All photos are (c) Diana Rivera/Arte y Poemas and are used with permission. Click the photos to link to patterns or yarn listings.
Underground Crafter (UC): How did you learn to crochet and knit?
Diana: I learned to knit through my musician friend, Bliss Blood. She tried to teach me to knit, and I got as far as the knit stitch. I eventually taught myself the purl stitch through the help of KnittingHelp.com.
UC: How did you start dyeing and spinning yarn?
Diana: I started dyeing yarn soon after I learned to crochet. I would buy plain cotton or wool yarn and experiment with Kool Aid and RIT. I started spinning about a year ago, when I got my spinning wheel.
UC: What inspired you to start designing and to launch your own line of art yarns?
Diana: Well, it truly came out of necessity, haha! I had to start selling some of it, since I really am spinning yarn on an almost daily basis. You should see my stash. Yikes!
UC: What’s your cultural background? What was the yarn crafts scene within your family like when you were growing up?
I wasn’t really exposed to very much art or creativity growing up. Actually in my family, I am the only artist. My grandfather was a writer, but that is as creative as they got, aside from the occasional needlepoint that my grandmother did. She taught me embroidery from a young age.
UC: How does that compare with today?
Diana: Well, today, most of the people I know are creative in one way or another. In fact, even men I date are in one way or another, creative. It’s important to me that I surround myself with creative people, as it helps the creative muse inside me to grow and flourish.
UC: You’re currently living in Brooklyn, NY, my home town. Did you grow up there or are you a transplant?
Diana: I was born and raised in Plainfield, NJ. I love Brooklyn. From the time I was a little girl, I wanted to come to the five boroughs, and here I am.
UC: What do you think of the current fiber arts scene in Brooklyn?

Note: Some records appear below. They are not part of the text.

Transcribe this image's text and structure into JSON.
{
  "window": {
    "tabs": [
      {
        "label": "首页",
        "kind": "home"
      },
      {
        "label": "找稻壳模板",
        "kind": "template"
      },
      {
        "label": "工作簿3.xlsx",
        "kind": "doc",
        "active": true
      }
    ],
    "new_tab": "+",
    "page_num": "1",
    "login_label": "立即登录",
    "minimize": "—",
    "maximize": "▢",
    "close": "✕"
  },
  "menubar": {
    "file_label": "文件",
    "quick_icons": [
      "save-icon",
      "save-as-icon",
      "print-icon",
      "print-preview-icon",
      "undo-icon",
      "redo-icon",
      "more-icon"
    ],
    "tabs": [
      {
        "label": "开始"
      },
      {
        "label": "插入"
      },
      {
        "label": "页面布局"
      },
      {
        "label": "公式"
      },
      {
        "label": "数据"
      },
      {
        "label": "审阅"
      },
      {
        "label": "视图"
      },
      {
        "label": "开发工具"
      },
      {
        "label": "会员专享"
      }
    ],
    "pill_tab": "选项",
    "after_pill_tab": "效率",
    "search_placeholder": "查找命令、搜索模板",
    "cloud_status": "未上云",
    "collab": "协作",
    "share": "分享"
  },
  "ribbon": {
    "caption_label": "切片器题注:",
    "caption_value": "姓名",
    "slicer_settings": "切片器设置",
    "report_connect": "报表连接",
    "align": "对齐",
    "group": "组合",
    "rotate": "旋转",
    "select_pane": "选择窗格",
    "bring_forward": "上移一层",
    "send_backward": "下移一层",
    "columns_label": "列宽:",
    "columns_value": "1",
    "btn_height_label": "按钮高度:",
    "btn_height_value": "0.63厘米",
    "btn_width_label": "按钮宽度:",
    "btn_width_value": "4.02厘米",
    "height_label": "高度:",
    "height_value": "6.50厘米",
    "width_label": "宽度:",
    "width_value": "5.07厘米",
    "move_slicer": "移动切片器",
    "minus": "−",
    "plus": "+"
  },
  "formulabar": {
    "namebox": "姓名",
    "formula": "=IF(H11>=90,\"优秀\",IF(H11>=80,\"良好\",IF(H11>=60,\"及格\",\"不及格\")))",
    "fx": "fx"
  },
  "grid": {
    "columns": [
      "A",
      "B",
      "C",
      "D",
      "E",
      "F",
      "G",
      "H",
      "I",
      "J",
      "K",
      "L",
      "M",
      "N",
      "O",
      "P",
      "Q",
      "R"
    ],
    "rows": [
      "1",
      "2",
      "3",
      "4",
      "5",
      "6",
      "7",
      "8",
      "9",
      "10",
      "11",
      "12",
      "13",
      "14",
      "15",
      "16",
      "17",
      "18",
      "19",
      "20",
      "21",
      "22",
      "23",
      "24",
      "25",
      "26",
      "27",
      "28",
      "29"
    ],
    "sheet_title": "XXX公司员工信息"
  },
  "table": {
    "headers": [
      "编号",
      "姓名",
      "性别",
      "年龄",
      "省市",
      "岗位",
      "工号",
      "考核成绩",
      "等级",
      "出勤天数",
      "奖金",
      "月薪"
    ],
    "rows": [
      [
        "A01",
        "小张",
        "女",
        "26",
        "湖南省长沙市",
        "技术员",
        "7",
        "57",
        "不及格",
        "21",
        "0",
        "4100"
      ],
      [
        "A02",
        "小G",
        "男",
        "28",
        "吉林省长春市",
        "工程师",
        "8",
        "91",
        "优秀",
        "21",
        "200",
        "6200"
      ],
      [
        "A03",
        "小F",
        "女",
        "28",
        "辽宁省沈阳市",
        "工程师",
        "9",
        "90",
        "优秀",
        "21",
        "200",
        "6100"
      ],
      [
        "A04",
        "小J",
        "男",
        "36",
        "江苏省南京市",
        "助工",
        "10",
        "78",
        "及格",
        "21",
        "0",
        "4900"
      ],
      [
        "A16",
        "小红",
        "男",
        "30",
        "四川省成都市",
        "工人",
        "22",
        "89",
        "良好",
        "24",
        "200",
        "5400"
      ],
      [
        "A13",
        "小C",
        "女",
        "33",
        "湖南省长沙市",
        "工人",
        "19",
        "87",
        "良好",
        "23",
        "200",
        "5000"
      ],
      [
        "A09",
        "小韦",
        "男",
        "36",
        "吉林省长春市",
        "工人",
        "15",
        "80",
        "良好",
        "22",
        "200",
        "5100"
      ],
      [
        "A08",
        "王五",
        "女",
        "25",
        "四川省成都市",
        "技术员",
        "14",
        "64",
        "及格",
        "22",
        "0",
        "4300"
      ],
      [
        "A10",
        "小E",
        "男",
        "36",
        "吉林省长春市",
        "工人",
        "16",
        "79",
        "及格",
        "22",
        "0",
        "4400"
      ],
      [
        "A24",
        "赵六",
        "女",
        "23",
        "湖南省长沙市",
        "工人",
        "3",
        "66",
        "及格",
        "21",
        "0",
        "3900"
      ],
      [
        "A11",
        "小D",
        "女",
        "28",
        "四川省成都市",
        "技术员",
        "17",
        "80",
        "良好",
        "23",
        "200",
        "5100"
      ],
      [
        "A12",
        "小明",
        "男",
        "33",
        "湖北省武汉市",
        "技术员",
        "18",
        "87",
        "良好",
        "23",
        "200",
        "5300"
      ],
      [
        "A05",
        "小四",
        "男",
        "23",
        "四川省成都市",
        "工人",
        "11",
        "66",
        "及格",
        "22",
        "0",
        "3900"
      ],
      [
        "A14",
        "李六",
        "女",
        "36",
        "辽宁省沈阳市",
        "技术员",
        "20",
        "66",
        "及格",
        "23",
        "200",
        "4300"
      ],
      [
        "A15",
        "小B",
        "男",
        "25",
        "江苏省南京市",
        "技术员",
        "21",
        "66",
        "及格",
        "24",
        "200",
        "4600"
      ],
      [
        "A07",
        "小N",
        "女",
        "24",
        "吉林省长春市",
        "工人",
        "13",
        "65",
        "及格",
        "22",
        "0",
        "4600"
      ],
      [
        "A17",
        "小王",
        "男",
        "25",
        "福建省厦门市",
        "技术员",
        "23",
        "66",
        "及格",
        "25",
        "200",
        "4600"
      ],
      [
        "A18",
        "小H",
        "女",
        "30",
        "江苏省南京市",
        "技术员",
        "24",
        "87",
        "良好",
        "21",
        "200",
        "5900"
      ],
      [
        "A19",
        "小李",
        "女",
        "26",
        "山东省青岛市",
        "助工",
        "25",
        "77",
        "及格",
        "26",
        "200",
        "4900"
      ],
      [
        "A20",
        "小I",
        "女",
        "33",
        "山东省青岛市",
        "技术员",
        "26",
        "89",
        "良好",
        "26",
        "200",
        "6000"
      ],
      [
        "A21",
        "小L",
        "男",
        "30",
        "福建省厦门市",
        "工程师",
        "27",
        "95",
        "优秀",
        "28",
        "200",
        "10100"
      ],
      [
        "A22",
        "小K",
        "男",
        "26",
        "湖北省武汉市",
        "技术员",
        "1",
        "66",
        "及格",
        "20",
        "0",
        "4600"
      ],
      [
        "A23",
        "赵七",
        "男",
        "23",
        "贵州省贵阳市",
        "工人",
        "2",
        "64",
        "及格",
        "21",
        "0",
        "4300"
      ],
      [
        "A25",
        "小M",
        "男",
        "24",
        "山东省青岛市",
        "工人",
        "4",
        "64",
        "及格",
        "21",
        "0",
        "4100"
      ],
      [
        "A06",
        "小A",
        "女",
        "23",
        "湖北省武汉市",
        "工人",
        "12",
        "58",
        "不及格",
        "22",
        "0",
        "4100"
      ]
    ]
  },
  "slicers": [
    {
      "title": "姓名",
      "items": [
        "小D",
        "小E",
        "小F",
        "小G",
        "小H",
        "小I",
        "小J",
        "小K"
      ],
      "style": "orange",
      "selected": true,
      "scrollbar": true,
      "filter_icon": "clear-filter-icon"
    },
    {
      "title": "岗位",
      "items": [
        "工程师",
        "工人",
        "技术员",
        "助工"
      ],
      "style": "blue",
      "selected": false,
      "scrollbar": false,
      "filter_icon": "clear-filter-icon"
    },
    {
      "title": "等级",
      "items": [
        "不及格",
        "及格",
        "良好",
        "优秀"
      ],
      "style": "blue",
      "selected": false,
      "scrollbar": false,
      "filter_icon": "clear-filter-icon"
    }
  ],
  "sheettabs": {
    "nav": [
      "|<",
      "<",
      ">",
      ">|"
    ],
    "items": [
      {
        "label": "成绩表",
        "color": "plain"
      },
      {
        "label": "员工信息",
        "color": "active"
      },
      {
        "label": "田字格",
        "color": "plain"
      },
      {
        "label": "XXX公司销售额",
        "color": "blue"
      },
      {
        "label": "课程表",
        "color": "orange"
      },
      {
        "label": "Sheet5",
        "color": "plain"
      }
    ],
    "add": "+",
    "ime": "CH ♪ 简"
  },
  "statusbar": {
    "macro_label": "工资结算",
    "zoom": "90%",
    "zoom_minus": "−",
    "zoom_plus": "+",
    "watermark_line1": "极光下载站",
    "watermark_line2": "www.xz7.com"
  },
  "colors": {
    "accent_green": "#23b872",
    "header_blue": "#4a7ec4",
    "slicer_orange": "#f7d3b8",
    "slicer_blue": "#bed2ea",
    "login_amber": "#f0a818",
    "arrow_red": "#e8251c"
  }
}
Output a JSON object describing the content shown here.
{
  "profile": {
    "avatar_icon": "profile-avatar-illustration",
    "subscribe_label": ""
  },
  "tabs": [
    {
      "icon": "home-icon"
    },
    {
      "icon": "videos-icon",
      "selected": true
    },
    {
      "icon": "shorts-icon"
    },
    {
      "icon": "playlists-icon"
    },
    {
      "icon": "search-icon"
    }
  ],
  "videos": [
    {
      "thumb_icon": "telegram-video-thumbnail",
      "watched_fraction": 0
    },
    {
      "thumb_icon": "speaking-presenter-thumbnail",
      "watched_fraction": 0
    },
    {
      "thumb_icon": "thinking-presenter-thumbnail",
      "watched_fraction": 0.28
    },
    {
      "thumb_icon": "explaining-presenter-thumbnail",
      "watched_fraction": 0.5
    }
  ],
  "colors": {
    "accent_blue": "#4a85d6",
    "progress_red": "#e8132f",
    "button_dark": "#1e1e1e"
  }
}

Diana: Well, the truth is, there are creative people everywhere in New York. There are crochet and knitting groups anywhere you go, and for almost every Brooklyn neighborhood. I love that the city I live in is surrounded by creative people. My experience with knitting groups is that there is a sort of camaraderie that from the first moment you visit a group, you’ve got best friends for life.
UC: Does your cultural background influence your crafting? If so, how?
Diana: Not really. As I mentioned, no one in my family is creative at all except me, and my grandparents who have long sinced passed away. Many Latinos I know locally are creative, but I think creativity surrpasses ethnicity. You can’t put art in a box that way.
UC: How can we find your work online?
Diana: I do have a blog, and it’s Arte y Poemas. I blog in both Spanish and English, but mostly English. It’s mostly about my art and poetry, though I do post the occasional craft project.
I have an Etsy store with some art and my hand spun yarns. (I also accept custom work, if anyone wants a specific shade of yarn, etc.). And a society6 store, where people can purchase prints of my work.
Thanks for stopping by, Diana! And I can relate to the overflowing stash problem!
The next interview in the series will be posted on October 7 with Teresa Alvarez.